And so Keith Hellawell’s chairmanship of Sports Direct lives to see another day. Several of the controversial apparel seller’s backers (including Aberdeen Standard, Hermes and Fidelity) had indicated they were planning to vote against his reappointment at today’s AGM, but he clung on with 53.2% of independent shareholders’ votes.
Though its founder, Mike Ashley, still retains a majority stake (and backed Hellawell), the chairman had said he would step down if a majority of independent shareholders wanted him gone. More than half of them already voted against his reappointment back in January, so he is lucky to have triumphed.
Like most things about Sports Direct, Hellawell is less than conventional. According to the blurb for his autobiography: ‘An abused, unwanted, squint-eyed boy, Keith Hellawell never knew who his real father was. His mother, a club dancer, was always bringing home different men, and would tie him to the table-leg to keep him quiet.’
Most top-flight chairmen claw their way to the top of a board after a long career in executive roles in big corporates. Some start out as a company’s founder and CEO, before handing over the day-to-day running of the business to a hired hand and stepping into a more hands-off role. But there’s a lot of be said for alternative experience, and Hellawell has plenty of that.
Born in Huddersfield, he left school in the 50s, aged 15 and with no qualifications, and spent five years working in Emley Moor coal pit. But he found his long-term vocation after joining West Yorkshire Police.
Hellawell was made the nation’s youngest sergeant at 23 and youngest inspector at 26. He rose through the ranks of CID and was later made chief constable of Cleveland Police (before returning to do the same role in West Yorkshire).

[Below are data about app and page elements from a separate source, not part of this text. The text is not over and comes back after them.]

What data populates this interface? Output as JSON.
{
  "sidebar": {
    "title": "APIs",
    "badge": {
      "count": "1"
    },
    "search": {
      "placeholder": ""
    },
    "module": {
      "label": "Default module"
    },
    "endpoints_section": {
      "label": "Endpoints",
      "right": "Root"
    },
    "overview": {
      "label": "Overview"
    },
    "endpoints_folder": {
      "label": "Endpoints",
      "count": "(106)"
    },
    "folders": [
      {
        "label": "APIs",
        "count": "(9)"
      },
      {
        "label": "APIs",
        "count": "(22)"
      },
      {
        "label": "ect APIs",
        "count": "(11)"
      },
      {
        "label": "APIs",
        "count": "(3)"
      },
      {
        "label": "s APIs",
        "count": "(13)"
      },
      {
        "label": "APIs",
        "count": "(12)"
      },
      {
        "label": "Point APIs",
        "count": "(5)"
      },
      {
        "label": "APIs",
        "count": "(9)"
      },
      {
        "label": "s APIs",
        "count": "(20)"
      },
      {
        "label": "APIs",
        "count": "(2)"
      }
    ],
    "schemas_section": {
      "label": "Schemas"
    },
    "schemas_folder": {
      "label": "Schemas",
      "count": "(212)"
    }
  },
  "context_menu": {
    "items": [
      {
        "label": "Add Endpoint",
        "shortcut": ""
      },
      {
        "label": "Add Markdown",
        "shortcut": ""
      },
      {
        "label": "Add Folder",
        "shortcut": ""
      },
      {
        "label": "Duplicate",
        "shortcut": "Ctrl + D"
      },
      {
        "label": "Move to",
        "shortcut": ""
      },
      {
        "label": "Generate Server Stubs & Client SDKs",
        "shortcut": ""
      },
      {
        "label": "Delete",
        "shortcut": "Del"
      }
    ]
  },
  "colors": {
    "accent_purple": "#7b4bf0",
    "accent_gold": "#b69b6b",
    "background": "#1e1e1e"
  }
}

He provoked controversy by speaking in support of the death penalty and a softer stance on drug use, but also attracted acclaim after eliciting two more confessions from the Yorkshire Ripper, Peter Sutcliffe and was awarded the Queen’s Police Medal for Distinguished Service in 1990.
His time as New Labour’s ‘Drugs Czar’ from 1998-2002 was less fortuitous and he ended up resigning over the government’s decision to label cannabis a Class C drug.
Since then Hellawell’s held a clutch of business roles, including at energy firm Dalkia, chemical business Sterience and pharma outfit Goldshield, and was appointed chairman of Sports Direct in 2009. He’s kept a pretty low profile there, but made headlines with a cringeworthy select committee appearance in which he admitted the breaching of a contract with supplier Diesel, and moaned ‘I didn’t realise I was on trial.’